Weird wheat at the IncrEdibles Festival

If you can find your way to Kew you’ll see a selection of wheat alternatives on show in the grasses area. In stark contrast to the stocky, tall, uniform, cultivated wheat we’re used to seeing in fields, their wild relatives are more delicate, less vivid in colour with smaller seed heads.

High yields are obviously a good thing. As is physical strength. But cultivated wheat comes with a price tag.

First, gluten intolerance is on the rise, which some scientists think is down to selective breeding of modern wheat with a higher gluten content. Apparently wild wheats like Egyptian ‘Teff’ don’t usually cause the same allergic reaction.

Second, genetic diversity. It’s obviously better to have a variety of wheat ‘breeds’ available instead of growing just a few genetically similar ones, which leaves the world’s harvests vulnerable to new pests, diseases and weather patterns.

A plant orchestra and scented banana tunnel

As bakers we’re particularly interested in the wheat bit. But the IncrEdibles Festival covers much more, making the amazing world of edible plants a thrilling experience with plenty of accessible and exciting science thrown in.

There’s an interactive exhibit where you can stroke the leaves of plants hooked up to musical sounds and make plant-music together. There’s even a surreal boat trip on the pond near the Palm House, complete with a giant golden pineapple and banana-scented tunnel.

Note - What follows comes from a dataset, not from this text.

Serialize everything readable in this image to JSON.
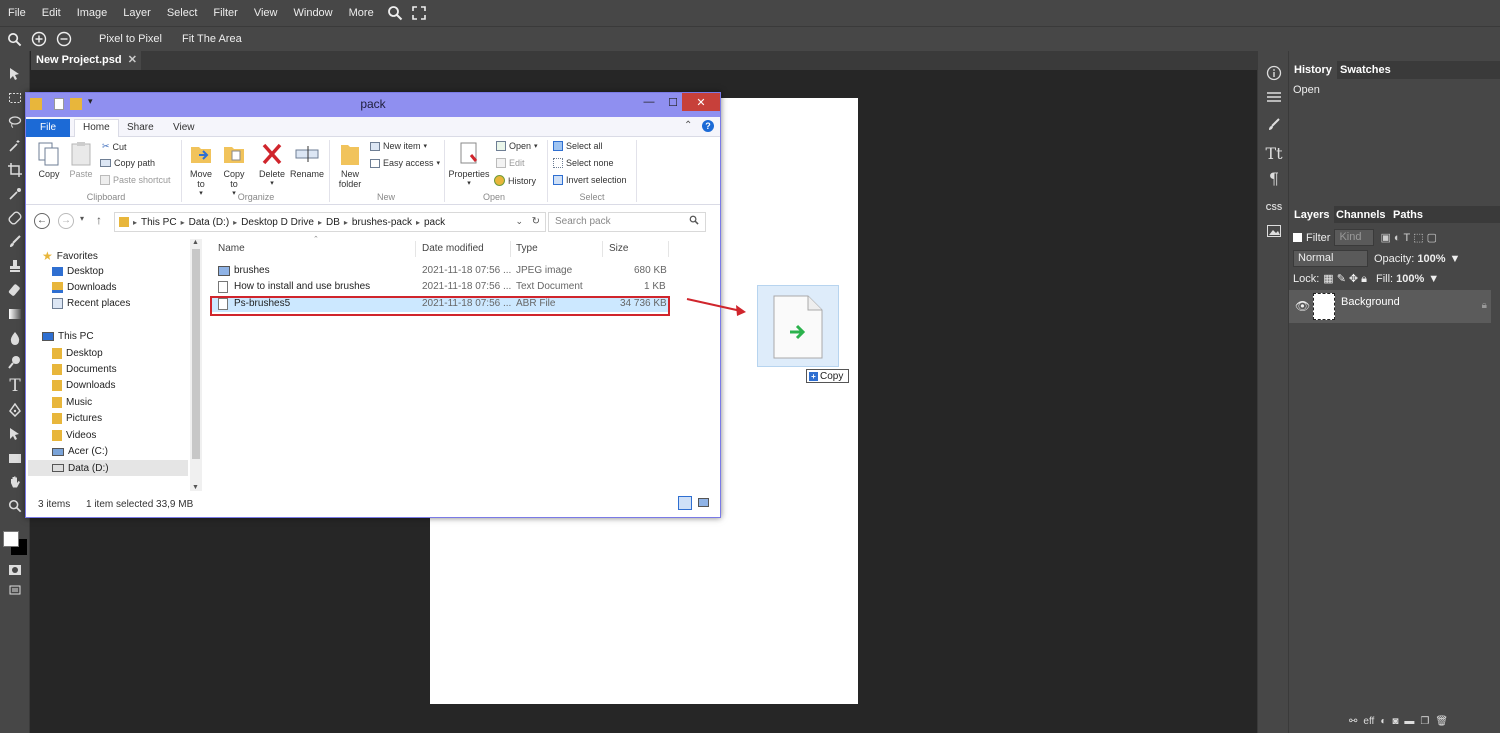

Plus all of Kew’s astonishing natural riches to explore.

Find out more

If you fancy visiting the festival, here’s a link to the Kew Gardens IncrEdibles page.